Research has long shown that approximately 40 percent of women experience sexual problems.

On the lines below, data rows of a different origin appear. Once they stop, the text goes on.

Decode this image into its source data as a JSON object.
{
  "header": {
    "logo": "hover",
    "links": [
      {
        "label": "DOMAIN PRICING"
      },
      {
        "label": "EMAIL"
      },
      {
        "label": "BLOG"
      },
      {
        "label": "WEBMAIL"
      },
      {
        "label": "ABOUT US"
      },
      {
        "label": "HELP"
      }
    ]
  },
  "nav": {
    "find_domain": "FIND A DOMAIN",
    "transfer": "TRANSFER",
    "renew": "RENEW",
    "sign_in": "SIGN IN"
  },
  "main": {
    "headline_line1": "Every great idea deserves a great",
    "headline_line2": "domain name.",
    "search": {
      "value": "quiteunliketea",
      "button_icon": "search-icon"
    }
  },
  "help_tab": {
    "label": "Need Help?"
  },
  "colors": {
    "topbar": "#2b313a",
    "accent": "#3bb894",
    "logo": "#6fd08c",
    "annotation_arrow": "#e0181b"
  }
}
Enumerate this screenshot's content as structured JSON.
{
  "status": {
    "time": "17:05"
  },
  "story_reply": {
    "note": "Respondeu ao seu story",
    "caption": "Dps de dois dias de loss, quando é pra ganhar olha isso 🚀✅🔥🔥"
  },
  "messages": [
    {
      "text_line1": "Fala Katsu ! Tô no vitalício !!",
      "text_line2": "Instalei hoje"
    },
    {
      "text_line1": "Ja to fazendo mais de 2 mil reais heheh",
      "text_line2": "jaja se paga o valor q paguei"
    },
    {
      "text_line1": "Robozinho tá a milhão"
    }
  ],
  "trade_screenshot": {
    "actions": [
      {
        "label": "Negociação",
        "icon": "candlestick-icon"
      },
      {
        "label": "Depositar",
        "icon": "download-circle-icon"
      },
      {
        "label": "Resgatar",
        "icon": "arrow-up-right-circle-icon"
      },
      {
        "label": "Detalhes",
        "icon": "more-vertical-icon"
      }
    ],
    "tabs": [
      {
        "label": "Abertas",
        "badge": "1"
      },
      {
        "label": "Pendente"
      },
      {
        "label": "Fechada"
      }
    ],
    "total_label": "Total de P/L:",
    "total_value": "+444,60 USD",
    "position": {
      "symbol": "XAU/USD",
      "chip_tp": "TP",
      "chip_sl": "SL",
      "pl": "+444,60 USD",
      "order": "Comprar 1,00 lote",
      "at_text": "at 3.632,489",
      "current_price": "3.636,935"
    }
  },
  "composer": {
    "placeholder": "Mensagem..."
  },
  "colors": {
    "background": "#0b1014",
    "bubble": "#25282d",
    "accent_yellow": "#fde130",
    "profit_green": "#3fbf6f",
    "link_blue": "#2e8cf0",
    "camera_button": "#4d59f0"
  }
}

But a new study out of Harvard suggests that few — only 12 percent — are upset with these kinds problems.
In the largest study of its kind, researchers surveyed 32,000 women aged 18 to over 100 from across the U.S. using a well-established survey of sexual function supplemented by a validated measure of a woman’s distress related to her sex life — including feelings of anger, guilt, frustration, and worry.
“Sexual problems are common in women, but problems associated with personal distress, those which are truly bothersome and affect a woman’s quality of life, are much less frequent.” says Jan Shifren, MD, of the Massachusetts General Hospital’s (MGH) Obstetrics and Gynecology Service, who led the study.
“For a sexual concern to be considered a medical problem, it must be associated with distress, so it’s important to assess this in both research studies and patient care.”
Several studies and surveys of sexual problems in women have found problems with low desire, diminished arousal or difficulties with orgasm in approximately 40 percent of women, but few of those have asked about levels of distress associated with those problems.
Some level of sexual problem was reported in 43 percent of respondents — with 39 percent reporting low levels of desire, 26 percent problems with arousal and 21 percent difficulties with orgasm.
But distress related to any of these problems was reported by only 12 percent of study participants.
Although the prevalence of sexual problems was highest in women over 65, that group reported the lowest levels of distress, while distress was reported most frequently in women aged 45 to 64. The youngest group — those from 18 to 44 — had lower levels of both problems and distress.
“Although sexual problems were very common in women over age 65, these problems often weren’t associated with distress,” Shifren says.
“Several factors could be behind the lower levels of distress in the oldest group. If their partners also have low desire, it may not be looked on as a problem, or additional health issues could be of greater concern.
“While distressing sexual problems are much less common in women than sexual problems overall, they still affect approximately one in eight adult women,” she adds.
“As part of a thorough health assessment, it’s important that health care providers ask their female patients if they have sexual concerns and if those problems are associated with distress. Although this study did not examine treatments for sexual problems, effective options are available — including relationship counseling, treatment of associated medical conditions and sex therapy.”
The study appeared in the November issue of the journal Obstetrics & Gynecology.
Source: Harvard Medical School